**Dataset rows describing interfaces**.

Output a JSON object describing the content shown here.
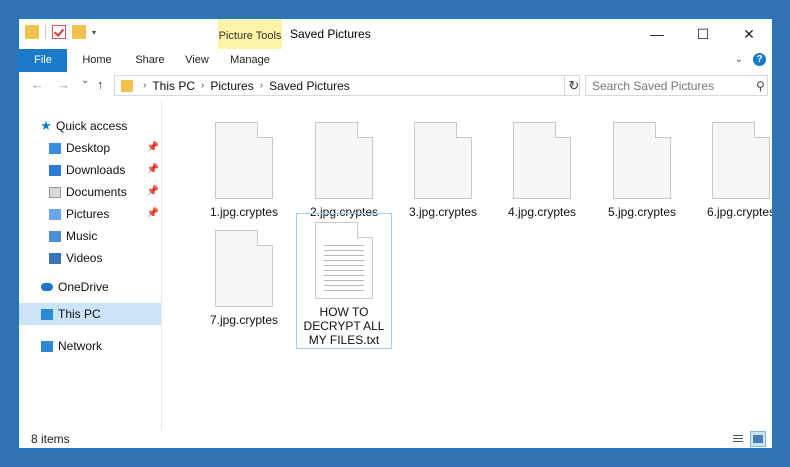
{
  "window": {
    "title": "Saved Pictures",
    "contextual_tab_group": "Picture Tools",
    "controls": {
      "minimize": "—",
      "maximize": "☐",
      "close": "✕"
    }
  },
  "ribbon": {
    "tabs": [
      {
        "label": "File"
      },
      {
        "label": "Home"
      },
      {
        "label": "Share"
      },
      {
        "label": "View"
      },
      {
        "label": "Manage"
      }
    ],
    "help": "?"
  },
  "address": {
    "back": "←",
    "forward": "→",
    "recent": "⌄",
    "up": "↑",
    "crumbs": [
      "This PC",
      "Pictures",
      "Saved Pictures"
    ],
    "refresh": "↻"
  },
  "search": {
    "placeholder": "Search Saved Pictures"
  },
  "sidebar": {
    "quick_access": "Quick access",
    "pinned": [
      {
        "label": "Desktop"
      },
      {
        "label": "Downloads"
      },
      {
        "label": "Documents"
      },
      {
        "label": "Pictures"
      }
    ],
    "others": [
      {
        "label": "Music"
      },
      {
        "label": "Videos"
      }
    ],
    "onedrive": "OneDrive",
    "this_pc": "This PC",
    "network": "Network"
  },
  "files": [
    {
      "name": "1.jpg.cryptes",
      "type": "cryptes"
    },
    {
      "name": "2.jpg.cryptes",
      "type": "cryptes"
    },
    {
      "name": "3.jpg.cryptes",
      "type": "cryptes"
    },
    {
      "name": "4.jpg.cryptes",
      "type": "cryptes"
    },
    {
      "name": "5.jpg.cryptes",
      "type": "cryptes"
    },
    {
      "name": "6.jpg.cryptes",
      "type": "cryptes"
    },
    {
      "name": "7.jpg.cryptes",
      "type": "cryptes"
    },
    {
      "name": "HOW TO DECRYPT ALL MY FILES.txt",
      "type": "txt"
    }
  ],
  "status": {
    "item_count": "8 items"
  },
  "colors": {
    "accent": "#1979ca",
    "contextual": "#fff3a6",
    "selection": "#cce4f7"
  }
}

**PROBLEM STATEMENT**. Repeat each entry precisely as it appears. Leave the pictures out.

**SOLUTION**.
Output a JSON object describing the content shown here.
{
  "window": {
    "title": "Saved Pictures",
    "contextual_tab_group": "Picture Tools",
    "controls": {
      "minimize": "—",
      "maximize": "☐",
      "close": "✕"
    }
  },
  "ribbon": {
    "tabs": [
      {
        "label": "File"
      },
      {
        "label": "Home"
      },
      {
        "label": "Share"
      },
      {
        "label": "View"
      },
      {
        "label": "Manage"
      }
    ],
    "help": "?"
  },
  "address": {
    "back": "←",
    "forward": "→",
    "recent": "⌄",
    "up": "↑",
    "crumbs": [
      "This PC",
      "Pictures",
      "Saved Pictures"
    ],
    "refresh": "↻"
  },
  "search": {
    "placeholder": "Search Saved Pictures"
  },
  "sidebar": {
    "quick_access": "Quick access",
    "pinned": [
      {
        "label": "Desktop"
      },
      {
        "label": "Downloads"
      },
      {
        "label": "Documents"
      },
      {
        "label": "Pictures"
      }
    ],
    "others": [
      {
        "label": "Music"
      },
      {
        "label": "Videos"
      }
    ],
    "onedrive": "OneDrive",
    "this_pc": "This PC",
    "network": "Network"
  },
  "files": [
    {
      "name": "1.jpg.cryptes",
      "type": "cryptes"
    },
    {
      "name": "2.jpg.cryptes",
      "type": "cryptes"
    },
    {
      "name": "3.jpg.cryptes",
      "type": "cryptes"
    },
    {
      "name": "4.jpg.cryptes",
      "type": "cryptes"
    },
    {
      "name": "5.jpg.cryptes",
      "type": "cryptes"
    },
    {
      "name": "6.jpg.cryptes",
      "type": "cryptes"
    },
    {
      "name": "7.jpg.cryptes",
      "type": "cryptes"
    },
    {
      "name": "HOW TO DECRYPT ALL MY FILES.txt",
      "type": "txt"
    }
  ],
  "status": {
    "item_count": "8 items"
  },
  "colors": {
    "accent": "#1979ca",
    "contextual": "#fff3a6",
    "selection": "#cce4f7"
  }
}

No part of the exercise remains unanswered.